» **Work item**:
The goal here is an exact copy of the entries below, without their pictures.

*** Block opens ***

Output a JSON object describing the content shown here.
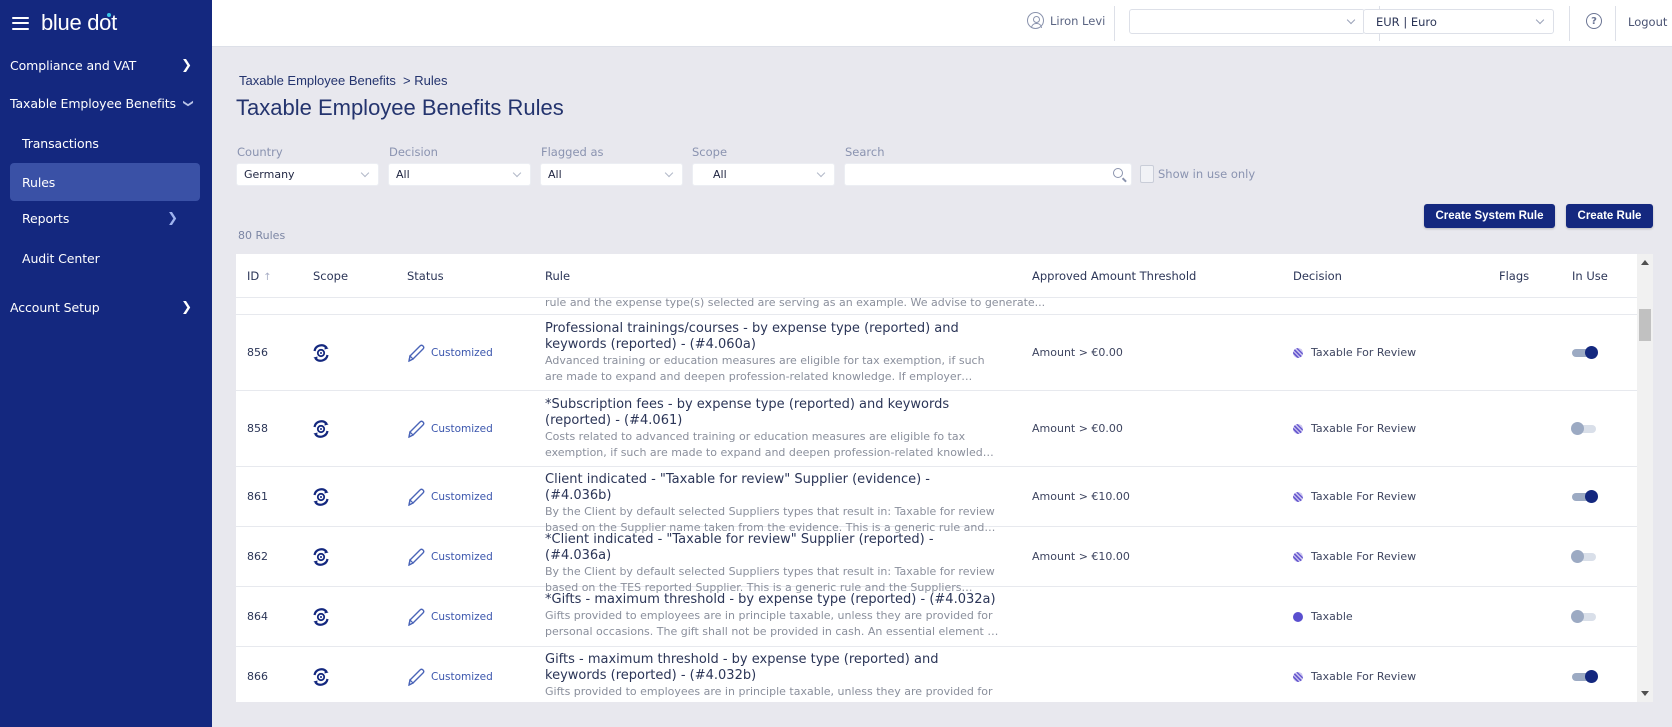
{
  "app": {
    "brand": "blue dot"
  },
  "sidebar": {
    "items": [
      {
        "label": "Compliance and VAT",
        "chevron": "right"
      },
      {
        "label": "Taxable Employee Benefits",
        "chevron": "down"
      },
      {
        "label": "Transactions"
      },
      {
        "label": "Rules",
        "active": true
      },
      {
        "label": "Reports",
        "chevron": "right"
      },
      {
        "label": "Audit Center"
      },
      {
        "label": "Account Setup",
        "chevron": "right"
      }
    ]
  },
  "topbar": {
    "user": "Liron Levi",
    "entity_select": {
      "value": ""
    },
    "currency_select": {
      "value": "EUR | Euro"
    },
    "help_icon": "?",
    "logout": "Logout"
  },
  "breadcrumb": {
    "parent": "Taxable Employee Benefits",
    "current": "> Rules"
  },
  "page_title": "Taxable Employee Benefits Rules",
  "filters": {
    "country": {
      "label": "Country",
      "value": "Germany"
    },
    "decision": {
      "label": "Decision",
      "value": "All"
    },
    "flagged": {
      "label": "Flagged as",
      "value": "All"
    },
    "scope": {
      "label": "Scope",
      "value": "All"
    },
    "search": {
      "label": "Search",
      "value": "",
      "placeholder": ""
    },
    "in_use_only": {
      "label": "Show in use only",
      "checked": false
    }
  },
  "buttons": {
    "create_system_rule": "Create System Rule",
    "create_rule": "Create Rule"
  },
  "rules_count": "80 Rules",
  "table": {
    "columns": {
      "id": "ID",
      "scope": "Scope",
      "status": "Status",
      "rule": "Rule",
      "threshold": "Approved Amount Threshold",
      "decision": "Decision",
      "flags": "Flags",
      "in_use": "In Use"
    },
    "sort": {
      "column": "ID",
      "direction": "ascending"
    },
    "partial_row_desc": "rule and the expense type(s) selected are serving as an example. We advise to generate...",
    "rows": [
      {
        "id": "856",
        "status": "Customized",
        "title": "Professional trainings/courses - by expense type (reported) and keywords (reported) - (#4.060a)",
        "desc": "Advanced training or education measures are eligible for tax exemption, if such are made to expand and deepen profession-related knowledge. If employer initiates such...",
        "threshold": "Amount > €0.00",
        "decision": "Taxable For Review",
        "decision_type": "review",
        "flags": "",
        "in_use": true
      },
      {
        "id": "858",
        "status": "Customized",
        "title": "*Subscription fees - by expense type (reported) and keywords (reported) - (#4.061)",
        "desc": "Costs related to advanced training or education measures are eligible fo tax exemption, if such are made to expand and deepen profession-related knowledge. If employer...",
        "threshold": "Amount > €0.00",
        "decision": "Taxable For Review",
        "decision_type": "review",
        "flags": "",
        "in_use": false
      },
      {
        "id": "861",
        "status": "Customized",
        "title": "Client indicated - \"Taxable for review\" Supplier (evidence) - (#4.036b)",
        "desc": "By the Client by default selected Suppliers types that result in: Taxable for review based on the Supplier name taken from the evidence. This is a generic rule and the Suppliers...",
        "threshold": "Amount > €10.00",
        "decision": "Taxable For Review",
        "decision_type": "review",
        "flags": "",
        "in_use": true
      },
      {
        "id": "862",
        "status": "Customized",
        "title": "*Client indicated - \"Taxable for review\" Supplier (reported) - (#4.036a)",
        "desc": "By the Client by default selected Suppliers types that result in: Taxable for review based on the TES reported Supplier. This is a generic rule and the Suppliers selected are servi...",
        "threshold": "Amount > €10.00",
        "decision": "Taxable For Review",
        "decision_type": "review",
        "flags": "",
        "in_use": false
      },
      {
        "id": "864",
        "status": "Customized",
        "title": "*Gifts - maximum threshold - by expense type (reported) - (#4.032a)",
        "desc": "Gifts provided to employees are in principle taxable, unless they are provided for personal occasions. The gift shall not be provided in cash. An essential element of such...",
        "threshold": "",
        "decision": "Taxable",
        "decision_type": "taxable",
        "flags": "",
        "in_use": false
      },
      {
        "id": "866",
        "status": "Customized",
        "title": "Gifts - maximum threshold - by expense type (reported) and keywords (reported) - (#4.032b)",
        "desc": "Gifts provided to employees are in principle taxable, unless they are provided for",
        "threshold": "",
        "decision": "Taxable For Review",
        "decision_type": "review",
        "flags": "",
        "in_use": true
      }
    ]
  },
  "colors": {
    "sidebar_bg": "#14287f",
    "accent": "#14287f",
    "active_nav": "#3a51a6",
    "taxable": "#5a4fcf",
    "review": "#6a5ccf"
  }
}
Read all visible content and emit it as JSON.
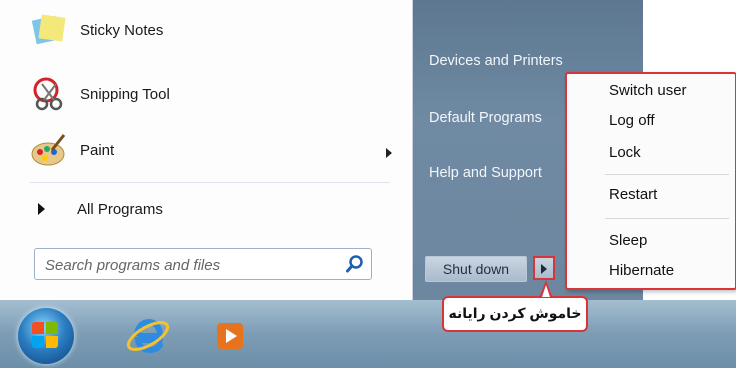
{
  "start_menu": {
    "programs": [
      {
        "label": "Sticky Notes",
        "icon": "sticky-notes-icon"
      },
      {
        "label": "Snipping Tool",
        "icon": "snipping-tool-icon"
      },
      {
        "label": "Paint",
        "icon": "paint-icon"
      }
    ],
    "all_programs_label": "All Programs",
    "search_placeholder": "Search programs and files",
    "right_links": [
      "Devices and Printers",
      "Default Programs",
      "Help and Support"
    ],
    "shutdown_label": "Shut down"
  },
  "shutdown_menu": {
    "items": [
      "Switch user",
      "Log off",
      "Lock",
      "Restart",
      "Sleep",
      "Hibernate"
    ]
  },
  "callout": {
    "text": "خاموش کردن رایانه"
  },
  "taskbar": {
    "icons": [
      "start-orb-icon",
      "internet-explorer-icon",
      "media-player-icon"
    ]
  },
  "colors": {
    "highlight_border": "#d9343a",
    "right_pane": "#6c879f"
  }
}
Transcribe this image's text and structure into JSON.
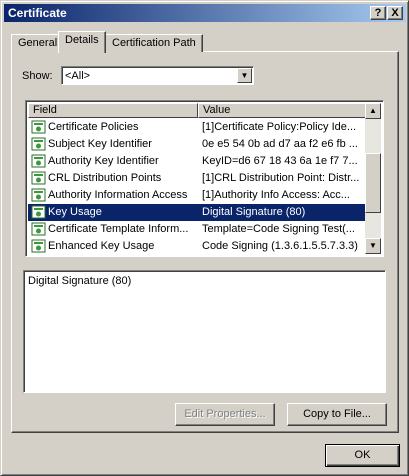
{
  "window": {
    "title": "Certificate"
  },
  "titlebar_buttons": {
    "help": "?",
    "close": "X"
  },
  "tabs": [
    {
      "label": "General"
    },
    {
      "label": "Details"
    },
    {
      "label": "Certification Path"
    }
  ],
  "show": {
    "label": "Show:",
    "selected": "<All>"
  },
  "list": {
    "columns": [
      "Field",
      "Value"
    ],
    "rows": [
      {
        "field": "Certificate Policies",
        "value": "[1]Certificate Policy:Policy Ide..."
      },
      {
        "field": "Subject Key Identifier",
        "value": "0e e5 54 0b ad d7 aa f2 e6 fb ..."
      },
      {
        "field": "Authority Key Identifier",
        "value": "KeyID=d6 67 18 43 6a 1e f7 7..."
      },
      {
        "field": "CRL Distribution Points",
        "value": "[1]CRL Distribution Point: Distr..."
      },
      {
        "field": "Authority Information Access",
        "value": "[1]Authority Info Access: Acc..."
      },
      {
        "field": "Key Usage",
        "value": "Digital Signature (80)",
        "selected": true
      },
      {
        "field": "Certificate Template Inform...",
        "value": "Template=Code Signing Test(..."
      },
      {
        "field": "Enhanced Key Usage",
        "value": "Code Signing (1.3.6.1.5.5.7.3.3)"
      }
    ]
  },
  "detail": {
    "text": "Digital Signature (80)"
  },
  "buttons": {
    "edit_properties": "Edit Properties...",
    "copy_to_file": "Copy to File...",
    "ok": "OK"
  }
}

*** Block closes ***

» **Exercise solution**:
Output a JSON object describing the content shown here.
{
  "app": {
    "brand": "blue dot"
  },
  "sidebar": {
    "items": [
      {
        "label": "Compliance and VAT",
        "chevron": "right"
      },
      {
        "label": "Taxable Employee Benefits",
        "chevron": "down"
      },
      {
        "label": "Transactions"
      },
      {
        "label": "Rules",
        "active": true
      },
      {
        "label": "Reports",
        "chevron": "right"
      },
      {
        "label": "Audit Center"
      },
      {
        "label": "Account Setup",
        "chevron": "right"
      }
    ]
  },
  "topbar": {
    "user": "Liron Levi",
    "entity_select": {
      "value": ""
    },
    "currency_select": {
      "value": "EUR | Euro"
    },
    "help_icon": "?",
    "logout": "Logout"
  },
  "breadcrumb": {
    "parent": "Taxable Employee Benefits",
    "current": "> Rules"
  },
  "page_title": "Taxable Employee Benefits Rules",
  "filters": {
    "country": {
      "label": "Country",
      "value": "Germany"
    },
    "decision": {
      "label": "Decision",
      "value": "All"
    },
    "flagged": {
      "label": "Flagged as",
      "value": "All"
    },
    "scope": {
      "label": "Scope",
      "value": "All"
    },
    "search": {
      "label": "Search",
      "value": "",
      "placeholder": ""
    },
    "in_use_only": {
      "label": "Show in use only",
      "checked": false
    }
  },
  "buttons": {
    "create_system_rule": "Create System Rule",
    "create_rule": "Create Rule"
  },
  "rules_count": "80 Rules",
  "table": {
    "columns": {
      "id": "ID",
      "scope": "Scope",
      "status": "Status",
      "rule": "Rule",
      "threshold": "Approved Amount Threshold",
      "decision": "Decision",
      "flags": "Flags",
      "in_use": "In Use"
    },
    "sort": {
      "column": "ID",
      "direction": "ascending"
    },
    "partial_row_desc": "rule and the expense type(s) selected are serving as an example. We advise to generate...",
    "rows": [
      {
        "id": "856",
        "status": "Customized",
        "title": "Professional trainings/courses - by expense type (reported) and keywords (reported) - (#4.060a)",
        "desc": "Advanced training or education measures are eligible for tax exemption, if such are made to expand and deepen profession-related knowledge. If employer initiates such...",
        "threshold": "Amount > €0.00",
        "decision": "Taxable For Review",
        "decision_type": "review",
        "flags": "",
        "in_use": true
      },
      {
        "id": "858",
        "status": "Customized",
        "title": "*Subscription fees - by expense type (reported) and keywords (reported) - (#4.061)",
        "desc": "Costs related to advanced training or education measures are eligible fo tax exemption, if such are made to expand and deepen profession-related knowledge. If employer...",
        "threshold": "Amount > €0.00",
        "decision": "Taxable For Review",
        "decision_type": "review",
        "flags": "",
        "in_use": false
      },
      {
        "id": "861",
        "status": "Customized",
        "title": "Client indicated - \"Taxable for review\" Supplier (evidence) - (#4.036b)",
        "desc": "By the Client by default selected Suppliers types that result in: Taxable for review based on the Supplier name taken from the evidence. This is a generic rule and the Suppliers...",
        "threshold": "Amount > €10.00",
        "decision": "Taxable For Review",
        "decision_type": "review",
        "flags": "",
        "in_use": true
      },
      {
        "id": "862",
        "status": "Customized",
        "title": "*Client indicated - \"Taxable for review\" Supplier (reported) - (#4.036a)",
        "desc": "By the Client by default selected Suppliers types that result in: Taxable for review based on the TES reported Supplier. This is a generic rule and the Suppliers selected are servi...",
        "threshold": "Amount > €10.00",
        "decision": "Taxable For Review",
        "decision_type": "review",
        "flags": "",
        "in_use": false
      },
      {
        "id": "864",
        "status": "Customized",
        "title": "*Gifts - maximum threshold - by expense type (reported) - (#4.032a)",
        "desc": "Gifts provided to employees are in principle taxable, unless they are provided for personal occasions. The gift shall not be provided in cash. An essential element of such...",
        "threshold": "",
        "decision": "Taxable",
        "decision_type": "taxable",
        "flags": "",
        "in_use": false
      },
      {
        "id": "866",
        "status": "Customized",
        "title": "Gifts - maximum threshold - by expense type (reported) and keywords (reported) - (#4.032b)",
        "desc": "Gifts provided to employees are in principle taxable, unless they are provided for",
        "threshold": "",
        "decision": "Taxable For Review",
        "decision_type": "review",
        "flags": "",
        "in_use": true
      }
    ]
  },
  "colors": {
    "sidebar_bg": "#14287f",
    "accent": "#14287f",
    "active_nav": "#3a51a6",
    "taxable": "#5a4fcf",
    "review": "#6a5ccf"
  }
}
Read all visible content and emit it as JSON.
{
  "start_menu": {
    "programs": [
      {
        "label": "Sticky Notes",
        "icon": "sticky-notes-icon"
      },
      {
        "label": "Snipping Tool",
        "icon": "snipping-tool-icon"
      },
      {
        "label": "Paint",
        "icon": "paint-icon"
      }
    ],
    "all_programs_label": "All Programs",
    "search_placeholder": "Search programs and files",
    "right_links": [
      "Devices and Printers",
      "Default Programs",
      "Help and Support"
    ],
    "shutdown_label": "Shut down"
  },
  "shutdown_menu": {
    "items": [
      "Switch user",
      "Log off",
      "Lock",
      "Restart",
      "Sleep",
      "Hibernate"
    ]
  },
  "callout": {
    "text": "خاموش کردن رایانه"
  },
  "taskbar": {
    "icons": [
      "start-orb-icon",
      "internet-explorer-icon",
      "media-player-icon"
    ]
  },
  "colors": {
    "highlight_border": "#d9343a",
    "right_pane": "#6c879f"
  }
}
Transcribe this image's text and structure into JSON.
{
  "window": {
    "title": "Certificate"
  },
  "titlebar_buttons": {
    "help": "?",
    "close": "X"
  },
  "tabs": [
    {
      "label": "General"
    },
    {
      "label": "Details"
    },
    {
      "label": "Certification Path"
    }
  ],
  "show": {
    "label": "Show:",
    "selected": "<All>"
  },
  "list": {
    "columns": [
      "Field",
      "Value"
    ],
    "rows": [
      {
        "field": "Certificate Policies",
        "value": "[1]Certificate Policy:Policy Ide..."
      },
      {
        "field": "Subject Key Identifier",
        "value": "0e e5 54 0b ad d7 aa f2 e6 fb ..."
      },
      {
        "field": "Authority Key Identifier",
        "value": "KeyID=d6 67 18 43 6a 1e f7 7..."
      },
      {
        "field": "CRL Distribution Points",
        "value": "[1]CRL Distribution Point: Distr..."
      },
      {
        "field": "Authority Information Access",
        "value": "[1]Authority Info Access: Acc..."
      },
      {
        "field": "Key Usage",
        "value": "Digital Signature (80)",
        "selected": true
      },
      {
        "field": "Certificate Template Inform...",
        "value": "Template=Code Signing Test(..."
      },
      {
        "field": "Enhanced Key Usage",
        "value": "Code Signing (1.3.6.1.5.5.7.3.3)"
      }
    ]
  },
  "detail": {
    "text": "Digital Signature (80)"
  },
  "buttons": {
    "edit_properties": "Edit Properties...",
    "copy_to_file": "Copy to File...",
    "ok": "OK"
  }
}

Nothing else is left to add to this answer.